> [TASK REQUIREMENTS]: If a line in the records below contains the word "null", copy it.
INPUT RECORDS Block Start
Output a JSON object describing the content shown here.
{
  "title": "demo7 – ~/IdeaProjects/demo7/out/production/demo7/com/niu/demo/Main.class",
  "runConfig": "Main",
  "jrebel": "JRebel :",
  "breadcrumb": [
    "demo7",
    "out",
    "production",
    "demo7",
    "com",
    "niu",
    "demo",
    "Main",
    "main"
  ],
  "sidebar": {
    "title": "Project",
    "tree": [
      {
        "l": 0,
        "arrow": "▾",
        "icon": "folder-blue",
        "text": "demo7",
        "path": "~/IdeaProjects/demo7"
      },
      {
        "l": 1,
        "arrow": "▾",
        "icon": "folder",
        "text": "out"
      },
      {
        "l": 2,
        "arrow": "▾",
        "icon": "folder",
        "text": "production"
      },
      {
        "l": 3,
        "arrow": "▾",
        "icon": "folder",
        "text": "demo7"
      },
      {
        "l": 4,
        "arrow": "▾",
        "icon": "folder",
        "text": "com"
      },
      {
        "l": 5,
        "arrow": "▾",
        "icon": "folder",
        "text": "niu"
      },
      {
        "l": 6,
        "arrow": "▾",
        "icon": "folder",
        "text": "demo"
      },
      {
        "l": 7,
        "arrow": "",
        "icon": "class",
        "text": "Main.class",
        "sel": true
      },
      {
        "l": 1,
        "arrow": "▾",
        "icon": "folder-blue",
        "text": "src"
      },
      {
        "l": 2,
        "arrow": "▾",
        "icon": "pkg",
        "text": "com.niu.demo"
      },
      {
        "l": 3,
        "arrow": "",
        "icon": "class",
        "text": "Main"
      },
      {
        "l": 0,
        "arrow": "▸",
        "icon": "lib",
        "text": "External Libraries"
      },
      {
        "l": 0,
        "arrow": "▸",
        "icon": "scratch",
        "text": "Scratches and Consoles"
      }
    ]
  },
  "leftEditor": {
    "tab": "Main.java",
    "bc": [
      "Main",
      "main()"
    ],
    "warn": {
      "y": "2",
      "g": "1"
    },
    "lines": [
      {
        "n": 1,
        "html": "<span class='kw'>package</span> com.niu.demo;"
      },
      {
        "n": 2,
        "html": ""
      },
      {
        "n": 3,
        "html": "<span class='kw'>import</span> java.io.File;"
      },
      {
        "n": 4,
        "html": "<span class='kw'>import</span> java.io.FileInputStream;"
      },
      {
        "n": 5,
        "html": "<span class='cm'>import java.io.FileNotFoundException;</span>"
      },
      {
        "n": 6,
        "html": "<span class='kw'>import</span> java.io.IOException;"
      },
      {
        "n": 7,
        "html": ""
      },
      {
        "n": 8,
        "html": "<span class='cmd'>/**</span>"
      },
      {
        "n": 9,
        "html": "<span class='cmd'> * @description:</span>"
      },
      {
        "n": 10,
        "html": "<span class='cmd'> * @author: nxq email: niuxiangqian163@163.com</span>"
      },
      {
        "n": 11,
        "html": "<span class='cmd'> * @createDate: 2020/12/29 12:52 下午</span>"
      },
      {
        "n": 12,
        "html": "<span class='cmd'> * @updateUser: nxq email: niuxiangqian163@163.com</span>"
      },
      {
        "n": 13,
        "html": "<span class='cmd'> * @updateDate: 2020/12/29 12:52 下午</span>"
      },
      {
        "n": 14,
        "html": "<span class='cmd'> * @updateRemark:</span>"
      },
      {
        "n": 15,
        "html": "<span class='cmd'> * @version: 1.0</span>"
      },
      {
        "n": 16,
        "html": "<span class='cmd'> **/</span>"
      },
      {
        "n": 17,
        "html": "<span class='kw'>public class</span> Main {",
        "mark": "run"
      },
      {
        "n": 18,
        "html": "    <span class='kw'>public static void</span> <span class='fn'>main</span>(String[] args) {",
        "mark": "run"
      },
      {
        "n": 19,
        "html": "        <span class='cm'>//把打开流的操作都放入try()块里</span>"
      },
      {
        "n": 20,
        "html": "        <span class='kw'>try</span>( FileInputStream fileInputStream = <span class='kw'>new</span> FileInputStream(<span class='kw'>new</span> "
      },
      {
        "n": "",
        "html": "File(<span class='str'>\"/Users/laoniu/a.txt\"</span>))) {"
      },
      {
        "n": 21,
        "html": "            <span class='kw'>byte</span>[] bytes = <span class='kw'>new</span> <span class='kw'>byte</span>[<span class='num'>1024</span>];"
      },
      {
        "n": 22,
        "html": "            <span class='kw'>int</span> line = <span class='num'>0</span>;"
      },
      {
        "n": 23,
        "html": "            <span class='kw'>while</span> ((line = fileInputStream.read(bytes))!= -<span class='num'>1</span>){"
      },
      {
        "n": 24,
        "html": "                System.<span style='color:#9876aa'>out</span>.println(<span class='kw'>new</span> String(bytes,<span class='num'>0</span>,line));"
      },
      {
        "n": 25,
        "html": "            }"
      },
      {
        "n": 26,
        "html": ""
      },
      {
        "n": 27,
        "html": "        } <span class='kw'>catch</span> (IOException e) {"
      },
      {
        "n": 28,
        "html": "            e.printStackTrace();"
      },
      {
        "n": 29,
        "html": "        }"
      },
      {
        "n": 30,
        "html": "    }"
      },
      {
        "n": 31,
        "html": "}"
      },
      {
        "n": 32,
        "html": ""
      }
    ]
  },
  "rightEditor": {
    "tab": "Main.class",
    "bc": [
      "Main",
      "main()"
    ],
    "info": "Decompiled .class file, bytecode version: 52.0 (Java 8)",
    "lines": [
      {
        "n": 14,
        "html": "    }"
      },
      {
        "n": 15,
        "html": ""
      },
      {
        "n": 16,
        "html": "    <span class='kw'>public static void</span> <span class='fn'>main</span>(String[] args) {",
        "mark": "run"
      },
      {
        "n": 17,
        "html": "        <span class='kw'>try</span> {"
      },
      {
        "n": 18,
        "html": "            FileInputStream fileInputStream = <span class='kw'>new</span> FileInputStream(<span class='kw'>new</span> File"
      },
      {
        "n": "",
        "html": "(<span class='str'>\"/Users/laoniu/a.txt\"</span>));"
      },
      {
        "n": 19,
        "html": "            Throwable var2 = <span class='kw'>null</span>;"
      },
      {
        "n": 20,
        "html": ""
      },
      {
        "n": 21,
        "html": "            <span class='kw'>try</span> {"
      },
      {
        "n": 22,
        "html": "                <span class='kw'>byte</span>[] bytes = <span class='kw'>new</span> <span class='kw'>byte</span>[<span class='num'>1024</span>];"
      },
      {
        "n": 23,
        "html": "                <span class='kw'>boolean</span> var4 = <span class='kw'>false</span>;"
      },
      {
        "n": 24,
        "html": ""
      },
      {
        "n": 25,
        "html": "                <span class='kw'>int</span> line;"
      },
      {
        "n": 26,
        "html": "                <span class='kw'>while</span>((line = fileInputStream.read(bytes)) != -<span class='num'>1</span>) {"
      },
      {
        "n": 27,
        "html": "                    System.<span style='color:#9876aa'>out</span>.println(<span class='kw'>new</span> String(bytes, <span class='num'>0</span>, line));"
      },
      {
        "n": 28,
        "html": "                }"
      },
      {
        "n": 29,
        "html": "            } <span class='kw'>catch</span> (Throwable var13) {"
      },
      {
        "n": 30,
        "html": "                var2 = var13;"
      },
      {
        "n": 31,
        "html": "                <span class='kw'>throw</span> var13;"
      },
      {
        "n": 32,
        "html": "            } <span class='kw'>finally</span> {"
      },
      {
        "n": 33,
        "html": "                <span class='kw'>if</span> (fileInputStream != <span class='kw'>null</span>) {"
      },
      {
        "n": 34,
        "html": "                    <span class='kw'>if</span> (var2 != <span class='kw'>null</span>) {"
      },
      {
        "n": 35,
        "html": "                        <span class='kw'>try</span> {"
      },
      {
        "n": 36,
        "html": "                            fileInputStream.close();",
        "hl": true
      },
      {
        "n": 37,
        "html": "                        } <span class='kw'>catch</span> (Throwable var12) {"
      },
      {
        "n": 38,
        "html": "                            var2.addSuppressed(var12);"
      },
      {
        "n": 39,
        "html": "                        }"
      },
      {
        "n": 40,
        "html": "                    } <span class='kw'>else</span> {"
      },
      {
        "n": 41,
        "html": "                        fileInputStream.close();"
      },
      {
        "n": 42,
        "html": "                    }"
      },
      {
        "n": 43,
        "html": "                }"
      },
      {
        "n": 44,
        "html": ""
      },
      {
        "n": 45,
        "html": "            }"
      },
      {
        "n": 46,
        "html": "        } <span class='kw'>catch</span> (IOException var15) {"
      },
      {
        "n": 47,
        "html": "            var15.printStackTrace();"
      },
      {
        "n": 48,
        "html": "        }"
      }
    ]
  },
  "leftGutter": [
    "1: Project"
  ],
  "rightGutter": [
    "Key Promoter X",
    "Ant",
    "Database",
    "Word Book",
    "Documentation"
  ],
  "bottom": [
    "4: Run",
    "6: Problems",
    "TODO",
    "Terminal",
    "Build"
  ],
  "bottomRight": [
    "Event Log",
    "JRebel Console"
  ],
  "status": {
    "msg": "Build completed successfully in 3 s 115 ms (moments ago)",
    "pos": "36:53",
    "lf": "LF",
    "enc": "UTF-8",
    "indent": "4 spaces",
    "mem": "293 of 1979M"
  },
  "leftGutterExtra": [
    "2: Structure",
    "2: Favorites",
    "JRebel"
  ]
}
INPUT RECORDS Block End
> [SOLUTION TO THIS TASK]:
        "html": "            Throwable var2 = <span class='kw'>null</span>;"
        "html": "                <span class='kw'>if</span> (fileInputStream != <span class='kw'>null</span>) {"
        "html": "                    <span class='kw'>if</span> (var2 != <span class='kw'>null</span>) {"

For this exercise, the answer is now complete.